**** Data for the task ****

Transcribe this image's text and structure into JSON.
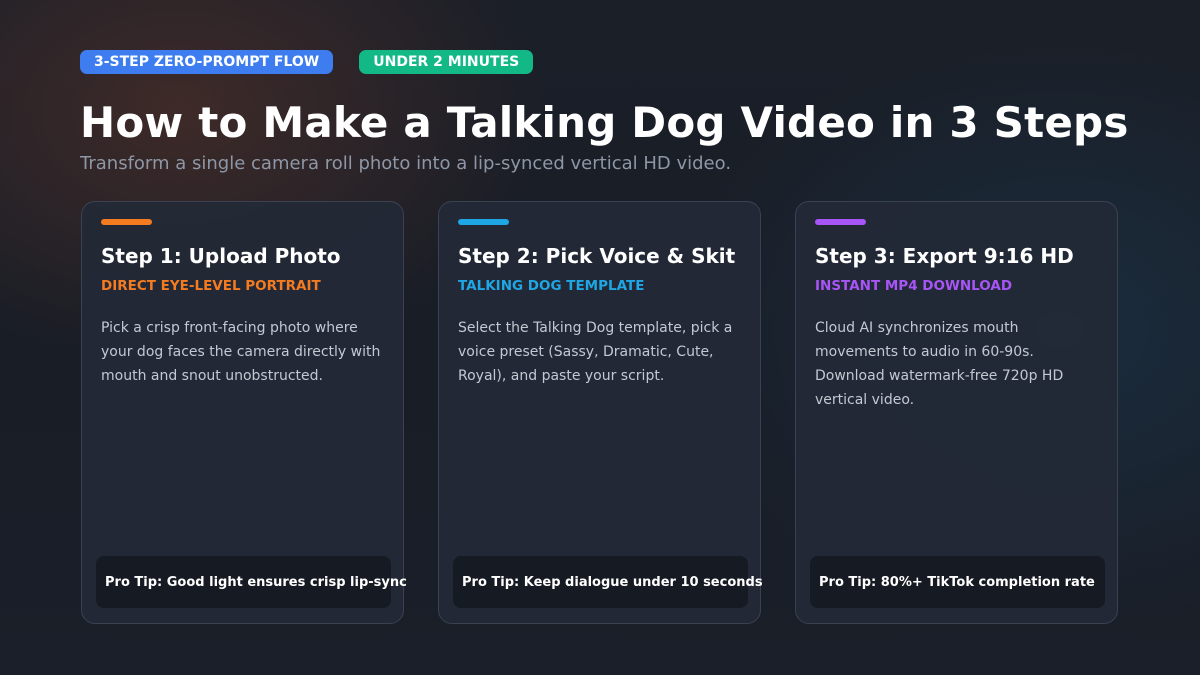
{
  "colors": {
    "badge_blue": "#3d7df0",
    "badge_green": "#12b886",
    "step1_accent": "#f47b20",
    "step2_accent": "#1ea7e4",
    "step3_accent": "#a855f7"
  },
  "badges": [
    {
      "label": "3-STEP ZERO-PROMPT FLOW"
    },
    {
      "label": "UNDER 2 MINUTES"
    }
  ],
  "header": {
    "title": "How to Make a Talking Dog Video in 3 Steps",
    "subtitle": "Transform a single camera roll photo into a lip-synced vertical HD video."
  },
  "steps": [
    {
      "title": "Step 1: Upload Photo",
      "tag": "DIRECT EYE-LEVEL PORTRAIT",
      "description": "Pick a crisp front-facing photo where your dog faces the camera directly with mouth and snout unobstructed.",
      "tip": "Pro Tip: Good light ensures crisp lip-sync"
    },
    {
      "title": "Step 2: Pick Voice & Skit",
      "tag": "TALKING DOG TEMPLATE",
      "description": "Select the Talking Dog template, pick a voice preset (Sassy, Dramatic, Cute, Royal), and paste your script.",
      "tip": "Pro Tip: Keep dialogue under 10 seconds"
    },
    {
      "title": "Step 3: Export 9:16 HD",
      "tag": "INSTANT MP4 DOWNLOAD",
      "description": "Cloud AI synchronizes mouth movements to audio in 60-90s. Download watermark-free 720p HD vertical video.",
      "tip": "Pro Tip: 80%+ TikTok completion rate"
    }
  ]
}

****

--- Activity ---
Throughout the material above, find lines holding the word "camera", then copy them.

--- Task output ---
    "subtitle": "Transform a single camera roll photo into a lip-synced vertical HD video."
      "description": "Pick a crisp front-facing photo where your dog faces the camera directly with mouth and snout unobstructed.",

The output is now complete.